Symptoms: Similar to toxic shock and/or “Kawasaki disease” (an illness that causes inflammation), persistent fever.
“We want to reassure parents – this appears to be uncommon.”
This bulletin from NYC is corroborated by reports from doctors in Europe and the U.S, (mainly on the East Coast) and notably in areas with high COVID-19 infection rates.
Health officials have been baffled at the low rates of COVID-19 among children — this raises questions about a more nuanced, rare response in otherwise healthy children.
The number of confirmed COVID-19 cases among U.S. children remains low. However, children are not extensively tested.
According to the most recent CDC data, about 21,000 Americans under 18 tested positive for COVID-19, a small percentage of the 1M+ cases.
For context - the 2019-2020 flu season was particularly deadly for children under the age of 4 (CDC reported 170 deaths), and had historically-high hospitalization rates for those under 18 years old.
The results of a drug trial provide an important clue to treating COVID-19.
Nat’l Inst. of Health’s Dr. Fauci shared the results today of “the first truly high-powered randomized placebo control trial” on a drug used to treat COVID-19.
There are no *proven* therapeutics to specifically treat COVID-19.
Dr. Fauci: “What it’s proven is that a drug can block this virus…We think it’s really opening the door to the fact that we now have the capability of treating.”
This will encourage further research, testing, and innovation on remdesivir and other therapeutics.
Remdesivir blocks an enzyme used by the virus to gain strength or replicate.
Administered through an IV.
Interesting to Note: Though tested for treating SARS & MERS (coronaviruses), leading to positive results for shortening disease and symptoms in animals, remdesivir has NOT been approved anywhere in the world.
“It’s active against every coronavirus that we’ve ever tested. It was very hard for the virus to develop resistance to remdesivir. That means the drug would likely be effective over longer term use.”
In a separate study on remdesivir in China, the drug did not lead to shorter recovery times. Patients receiving the drug vs. placebo did not experience any significant benefit.

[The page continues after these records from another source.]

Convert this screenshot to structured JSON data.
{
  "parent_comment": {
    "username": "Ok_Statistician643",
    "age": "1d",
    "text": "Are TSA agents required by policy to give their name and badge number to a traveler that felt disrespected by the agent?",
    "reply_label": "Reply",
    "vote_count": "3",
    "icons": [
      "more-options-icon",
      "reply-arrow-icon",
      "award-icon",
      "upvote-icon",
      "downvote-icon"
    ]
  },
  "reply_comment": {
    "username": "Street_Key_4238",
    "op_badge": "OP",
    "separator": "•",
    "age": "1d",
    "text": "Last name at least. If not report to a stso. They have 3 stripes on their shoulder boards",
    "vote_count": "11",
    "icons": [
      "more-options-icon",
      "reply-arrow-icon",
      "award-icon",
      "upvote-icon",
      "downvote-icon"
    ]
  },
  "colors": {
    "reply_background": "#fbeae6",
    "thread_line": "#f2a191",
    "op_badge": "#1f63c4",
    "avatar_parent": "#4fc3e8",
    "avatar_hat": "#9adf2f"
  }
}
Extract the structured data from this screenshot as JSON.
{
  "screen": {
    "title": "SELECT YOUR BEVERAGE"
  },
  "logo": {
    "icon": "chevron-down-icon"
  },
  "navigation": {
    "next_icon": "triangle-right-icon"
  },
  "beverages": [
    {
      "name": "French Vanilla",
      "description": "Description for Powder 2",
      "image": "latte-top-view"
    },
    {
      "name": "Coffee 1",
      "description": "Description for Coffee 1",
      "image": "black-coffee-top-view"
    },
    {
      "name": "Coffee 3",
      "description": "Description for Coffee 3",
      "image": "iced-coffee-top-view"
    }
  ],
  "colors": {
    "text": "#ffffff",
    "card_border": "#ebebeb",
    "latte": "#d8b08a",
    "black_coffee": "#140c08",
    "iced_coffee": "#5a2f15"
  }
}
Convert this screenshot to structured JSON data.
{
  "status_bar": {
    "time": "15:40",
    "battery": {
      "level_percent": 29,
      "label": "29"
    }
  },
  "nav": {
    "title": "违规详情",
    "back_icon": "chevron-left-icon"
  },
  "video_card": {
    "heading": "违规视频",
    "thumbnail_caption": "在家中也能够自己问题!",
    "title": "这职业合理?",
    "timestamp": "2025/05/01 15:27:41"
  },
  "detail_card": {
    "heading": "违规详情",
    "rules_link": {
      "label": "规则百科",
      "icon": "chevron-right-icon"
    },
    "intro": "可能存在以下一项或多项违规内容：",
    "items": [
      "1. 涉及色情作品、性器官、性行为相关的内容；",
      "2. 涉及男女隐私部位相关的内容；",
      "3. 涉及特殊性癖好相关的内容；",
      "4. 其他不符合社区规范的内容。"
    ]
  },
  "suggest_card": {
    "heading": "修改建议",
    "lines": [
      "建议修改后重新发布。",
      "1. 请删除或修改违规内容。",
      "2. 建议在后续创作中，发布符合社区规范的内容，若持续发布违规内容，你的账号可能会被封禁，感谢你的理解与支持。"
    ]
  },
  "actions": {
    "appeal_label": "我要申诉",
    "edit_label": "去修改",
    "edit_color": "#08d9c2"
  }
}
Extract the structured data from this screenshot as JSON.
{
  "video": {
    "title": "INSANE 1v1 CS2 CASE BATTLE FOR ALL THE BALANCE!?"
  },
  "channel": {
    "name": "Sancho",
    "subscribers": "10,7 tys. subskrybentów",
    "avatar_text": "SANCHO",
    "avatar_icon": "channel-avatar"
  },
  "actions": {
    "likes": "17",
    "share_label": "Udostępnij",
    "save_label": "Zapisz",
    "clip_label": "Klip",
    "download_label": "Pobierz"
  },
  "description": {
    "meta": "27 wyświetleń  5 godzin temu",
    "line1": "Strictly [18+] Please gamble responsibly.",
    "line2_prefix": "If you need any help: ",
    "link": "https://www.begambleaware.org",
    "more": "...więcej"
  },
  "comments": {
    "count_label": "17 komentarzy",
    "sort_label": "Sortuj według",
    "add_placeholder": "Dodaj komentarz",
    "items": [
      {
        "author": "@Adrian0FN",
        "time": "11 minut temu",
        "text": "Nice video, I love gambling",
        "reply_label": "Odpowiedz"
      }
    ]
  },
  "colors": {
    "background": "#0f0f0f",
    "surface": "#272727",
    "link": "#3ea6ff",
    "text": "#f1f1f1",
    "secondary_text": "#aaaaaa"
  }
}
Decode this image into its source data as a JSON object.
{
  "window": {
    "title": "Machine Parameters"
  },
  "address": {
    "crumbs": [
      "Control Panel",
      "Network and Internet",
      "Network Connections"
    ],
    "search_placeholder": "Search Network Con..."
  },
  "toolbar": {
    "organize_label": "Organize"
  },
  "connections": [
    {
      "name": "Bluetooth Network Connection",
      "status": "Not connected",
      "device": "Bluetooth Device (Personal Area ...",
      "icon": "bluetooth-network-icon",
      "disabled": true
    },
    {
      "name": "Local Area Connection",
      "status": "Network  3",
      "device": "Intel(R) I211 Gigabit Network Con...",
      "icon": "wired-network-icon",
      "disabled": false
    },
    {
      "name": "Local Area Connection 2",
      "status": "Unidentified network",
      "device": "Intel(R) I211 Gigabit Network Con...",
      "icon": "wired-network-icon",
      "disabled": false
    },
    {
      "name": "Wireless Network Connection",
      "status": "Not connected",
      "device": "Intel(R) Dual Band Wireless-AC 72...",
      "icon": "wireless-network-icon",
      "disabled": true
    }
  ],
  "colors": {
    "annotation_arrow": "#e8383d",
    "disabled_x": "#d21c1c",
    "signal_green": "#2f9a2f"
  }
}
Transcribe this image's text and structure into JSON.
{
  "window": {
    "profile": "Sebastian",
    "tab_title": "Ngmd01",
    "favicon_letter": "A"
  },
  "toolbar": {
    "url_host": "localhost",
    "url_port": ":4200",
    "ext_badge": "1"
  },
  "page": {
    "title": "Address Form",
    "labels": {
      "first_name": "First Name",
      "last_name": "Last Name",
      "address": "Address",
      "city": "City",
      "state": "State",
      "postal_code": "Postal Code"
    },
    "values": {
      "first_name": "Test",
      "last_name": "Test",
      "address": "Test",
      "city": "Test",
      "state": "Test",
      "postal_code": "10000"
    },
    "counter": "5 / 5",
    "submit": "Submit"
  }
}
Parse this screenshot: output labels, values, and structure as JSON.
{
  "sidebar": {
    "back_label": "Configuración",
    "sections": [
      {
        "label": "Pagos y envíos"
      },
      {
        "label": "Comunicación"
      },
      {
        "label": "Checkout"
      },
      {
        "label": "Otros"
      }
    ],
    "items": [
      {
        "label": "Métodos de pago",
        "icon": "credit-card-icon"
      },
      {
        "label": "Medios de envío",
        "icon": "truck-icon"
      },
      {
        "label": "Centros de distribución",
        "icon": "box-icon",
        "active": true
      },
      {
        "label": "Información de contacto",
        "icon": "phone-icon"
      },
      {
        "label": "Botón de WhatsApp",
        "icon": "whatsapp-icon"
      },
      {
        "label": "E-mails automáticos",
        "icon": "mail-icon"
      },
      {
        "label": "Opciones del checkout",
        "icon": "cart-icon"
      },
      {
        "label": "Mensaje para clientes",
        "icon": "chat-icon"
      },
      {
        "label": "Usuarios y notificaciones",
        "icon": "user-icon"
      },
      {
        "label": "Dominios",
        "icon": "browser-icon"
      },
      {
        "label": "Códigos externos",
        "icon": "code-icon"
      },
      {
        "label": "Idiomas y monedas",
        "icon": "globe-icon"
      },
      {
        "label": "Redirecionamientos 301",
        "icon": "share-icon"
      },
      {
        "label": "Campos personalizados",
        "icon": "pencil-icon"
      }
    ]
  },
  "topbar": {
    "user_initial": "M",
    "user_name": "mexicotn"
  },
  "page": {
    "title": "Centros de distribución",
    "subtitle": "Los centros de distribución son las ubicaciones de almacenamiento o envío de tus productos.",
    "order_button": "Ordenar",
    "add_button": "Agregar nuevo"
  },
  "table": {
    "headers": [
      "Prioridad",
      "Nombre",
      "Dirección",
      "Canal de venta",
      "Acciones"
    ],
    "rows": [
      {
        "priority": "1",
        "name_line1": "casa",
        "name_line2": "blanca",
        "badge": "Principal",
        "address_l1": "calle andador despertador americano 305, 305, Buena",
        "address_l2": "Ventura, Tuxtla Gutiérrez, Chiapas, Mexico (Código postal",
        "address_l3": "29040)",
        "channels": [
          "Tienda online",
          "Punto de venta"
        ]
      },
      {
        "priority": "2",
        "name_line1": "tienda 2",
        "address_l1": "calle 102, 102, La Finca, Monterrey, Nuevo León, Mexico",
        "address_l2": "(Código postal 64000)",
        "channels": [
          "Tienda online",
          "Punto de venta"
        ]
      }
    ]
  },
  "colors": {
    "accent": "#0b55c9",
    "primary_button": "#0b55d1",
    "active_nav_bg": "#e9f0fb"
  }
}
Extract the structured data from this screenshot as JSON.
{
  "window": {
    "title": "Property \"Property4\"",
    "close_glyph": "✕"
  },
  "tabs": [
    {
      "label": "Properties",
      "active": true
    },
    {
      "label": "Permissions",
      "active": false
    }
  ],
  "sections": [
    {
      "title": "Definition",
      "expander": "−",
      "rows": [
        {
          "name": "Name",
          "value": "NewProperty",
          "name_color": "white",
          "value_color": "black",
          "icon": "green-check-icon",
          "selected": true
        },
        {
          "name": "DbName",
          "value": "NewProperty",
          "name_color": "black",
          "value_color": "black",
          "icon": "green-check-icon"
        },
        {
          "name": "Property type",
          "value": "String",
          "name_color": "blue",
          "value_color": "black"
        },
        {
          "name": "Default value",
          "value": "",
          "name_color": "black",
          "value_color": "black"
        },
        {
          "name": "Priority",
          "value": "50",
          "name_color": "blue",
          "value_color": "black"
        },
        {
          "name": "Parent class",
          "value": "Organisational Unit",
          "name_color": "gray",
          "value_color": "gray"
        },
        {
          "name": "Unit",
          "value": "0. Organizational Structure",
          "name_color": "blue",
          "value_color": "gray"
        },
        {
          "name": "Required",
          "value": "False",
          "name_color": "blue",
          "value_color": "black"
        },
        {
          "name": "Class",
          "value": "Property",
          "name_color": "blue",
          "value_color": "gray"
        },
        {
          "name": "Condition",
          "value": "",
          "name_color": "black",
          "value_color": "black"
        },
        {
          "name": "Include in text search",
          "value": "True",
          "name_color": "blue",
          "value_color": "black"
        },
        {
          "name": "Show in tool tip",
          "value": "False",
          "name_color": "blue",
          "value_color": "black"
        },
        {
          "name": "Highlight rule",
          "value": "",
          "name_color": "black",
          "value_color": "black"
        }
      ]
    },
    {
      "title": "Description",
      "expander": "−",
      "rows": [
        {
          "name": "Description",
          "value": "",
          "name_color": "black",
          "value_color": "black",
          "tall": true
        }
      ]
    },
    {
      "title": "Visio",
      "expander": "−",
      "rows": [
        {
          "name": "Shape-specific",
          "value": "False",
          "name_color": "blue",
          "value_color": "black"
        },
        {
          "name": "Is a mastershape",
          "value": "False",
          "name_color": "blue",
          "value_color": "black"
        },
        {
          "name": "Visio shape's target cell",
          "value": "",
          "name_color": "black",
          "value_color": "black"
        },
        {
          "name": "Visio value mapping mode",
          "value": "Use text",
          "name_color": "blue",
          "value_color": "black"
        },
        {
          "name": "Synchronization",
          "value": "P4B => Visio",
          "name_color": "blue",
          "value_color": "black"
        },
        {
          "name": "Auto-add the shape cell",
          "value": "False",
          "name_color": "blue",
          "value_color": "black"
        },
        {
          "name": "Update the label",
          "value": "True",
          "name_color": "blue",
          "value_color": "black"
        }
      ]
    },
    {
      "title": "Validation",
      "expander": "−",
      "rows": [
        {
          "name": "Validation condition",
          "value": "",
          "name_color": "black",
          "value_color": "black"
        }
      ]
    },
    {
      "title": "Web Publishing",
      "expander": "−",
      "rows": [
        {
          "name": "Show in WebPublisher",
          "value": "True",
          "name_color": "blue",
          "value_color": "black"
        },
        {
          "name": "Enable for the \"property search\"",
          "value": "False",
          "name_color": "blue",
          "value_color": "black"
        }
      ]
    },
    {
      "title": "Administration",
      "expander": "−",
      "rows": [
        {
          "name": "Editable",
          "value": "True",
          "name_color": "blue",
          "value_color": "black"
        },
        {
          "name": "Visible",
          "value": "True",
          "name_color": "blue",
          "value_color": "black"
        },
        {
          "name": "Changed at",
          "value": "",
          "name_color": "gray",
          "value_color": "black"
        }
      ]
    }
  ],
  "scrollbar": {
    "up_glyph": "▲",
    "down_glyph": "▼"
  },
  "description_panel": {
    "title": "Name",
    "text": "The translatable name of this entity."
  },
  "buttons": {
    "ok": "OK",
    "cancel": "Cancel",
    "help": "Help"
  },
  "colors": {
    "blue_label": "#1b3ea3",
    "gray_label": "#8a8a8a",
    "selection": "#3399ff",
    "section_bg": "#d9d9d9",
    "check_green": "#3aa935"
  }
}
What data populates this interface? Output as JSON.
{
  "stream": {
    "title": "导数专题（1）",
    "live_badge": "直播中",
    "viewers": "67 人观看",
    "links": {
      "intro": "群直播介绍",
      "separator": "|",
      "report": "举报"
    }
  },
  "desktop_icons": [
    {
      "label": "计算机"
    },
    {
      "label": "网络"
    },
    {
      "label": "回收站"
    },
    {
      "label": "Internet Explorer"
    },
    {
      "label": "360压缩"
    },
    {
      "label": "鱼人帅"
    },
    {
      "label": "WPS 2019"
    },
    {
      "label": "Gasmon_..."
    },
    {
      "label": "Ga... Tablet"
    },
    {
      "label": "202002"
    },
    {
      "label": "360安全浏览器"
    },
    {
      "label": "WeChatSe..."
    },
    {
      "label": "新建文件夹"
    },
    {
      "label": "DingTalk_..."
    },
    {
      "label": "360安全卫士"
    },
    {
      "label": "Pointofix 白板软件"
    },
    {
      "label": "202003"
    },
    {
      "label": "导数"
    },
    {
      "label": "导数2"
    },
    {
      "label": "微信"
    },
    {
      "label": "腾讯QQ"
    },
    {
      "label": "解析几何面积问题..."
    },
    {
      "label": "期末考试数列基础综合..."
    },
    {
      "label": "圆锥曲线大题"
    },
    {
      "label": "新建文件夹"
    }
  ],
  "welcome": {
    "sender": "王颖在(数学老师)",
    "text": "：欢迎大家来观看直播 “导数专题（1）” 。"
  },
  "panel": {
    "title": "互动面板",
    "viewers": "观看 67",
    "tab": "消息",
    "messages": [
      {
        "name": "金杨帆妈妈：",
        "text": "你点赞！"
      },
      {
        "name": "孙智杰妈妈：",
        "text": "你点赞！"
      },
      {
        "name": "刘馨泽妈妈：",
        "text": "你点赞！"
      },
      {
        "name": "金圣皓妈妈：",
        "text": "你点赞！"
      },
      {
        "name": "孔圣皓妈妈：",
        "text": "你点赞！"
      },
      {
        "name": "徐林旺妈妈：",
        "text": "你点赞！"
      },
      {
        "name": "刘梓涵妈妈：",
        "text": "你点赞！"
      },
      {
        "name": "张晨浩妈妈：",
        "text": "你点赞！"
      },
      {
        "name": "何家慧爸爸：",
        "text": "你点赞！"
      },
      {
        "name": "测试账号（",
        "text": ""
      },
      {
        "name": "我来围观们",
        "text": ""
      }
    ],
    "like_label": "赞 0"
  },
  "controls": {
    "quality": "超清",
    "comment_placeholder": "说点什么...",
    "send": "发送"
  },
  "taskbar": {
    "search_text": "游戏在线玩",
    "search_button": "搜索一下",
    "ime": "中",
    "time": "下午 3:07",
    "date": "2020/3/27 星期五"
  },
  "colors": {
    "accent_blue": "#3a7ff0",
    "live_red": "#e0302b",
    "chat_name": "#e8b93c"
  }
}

The study was smaller and ended early. Researchers wanted more than 450 people enrolled, but ended up with just over half of that, due to decreasing number of COVID cases.
Dr. Fauci says the drug's impact on COVID-19 mortality is TBD. Initial data reflects a trend that those treated with remdesivir have lower mortality rates but a lot more information is needed. That said, the FDA says its already working with the drug-maker to secure availability of the treatment *if* approved.
How COVID-19 impacts what you and your family are able to buy, cook & eat.
The U.S. food supply chain is impacted by COVID-19 in these two ways:
Why It Matters: Livestock farmers have too much product & nowhere to send it.
“As pork, beef and chicken plants are being forced to close, even for short periods of time, millions of pounds of meat will disappear from the supply chain… Farmers across the country will not have anywhere to sell their livestock to be processed, when they could have fed the nation… The food supply chain is breaking.”
“They say, ‘How dare you throw away food when so many people are hungry?.’ They don’t know how farming works. This makes me sick, too.”
Even if individual families buy more at the grocery store, we can’t make up for the large, bulk purchasing power of restaurants, corporate cafeterias, event catering and beyond.
Some economists believe the disruption in the supply chain (lower supply due to closed processing plants) will lead to higher prices for all in the weeks and months ahead.
Currently, meat produced for food-service (like restaurants) cannot be repackaged and sold in grocery stores, or donated easily. The USDA has set up an emergency network to try to coordinate oversupply, funneling it to places of need.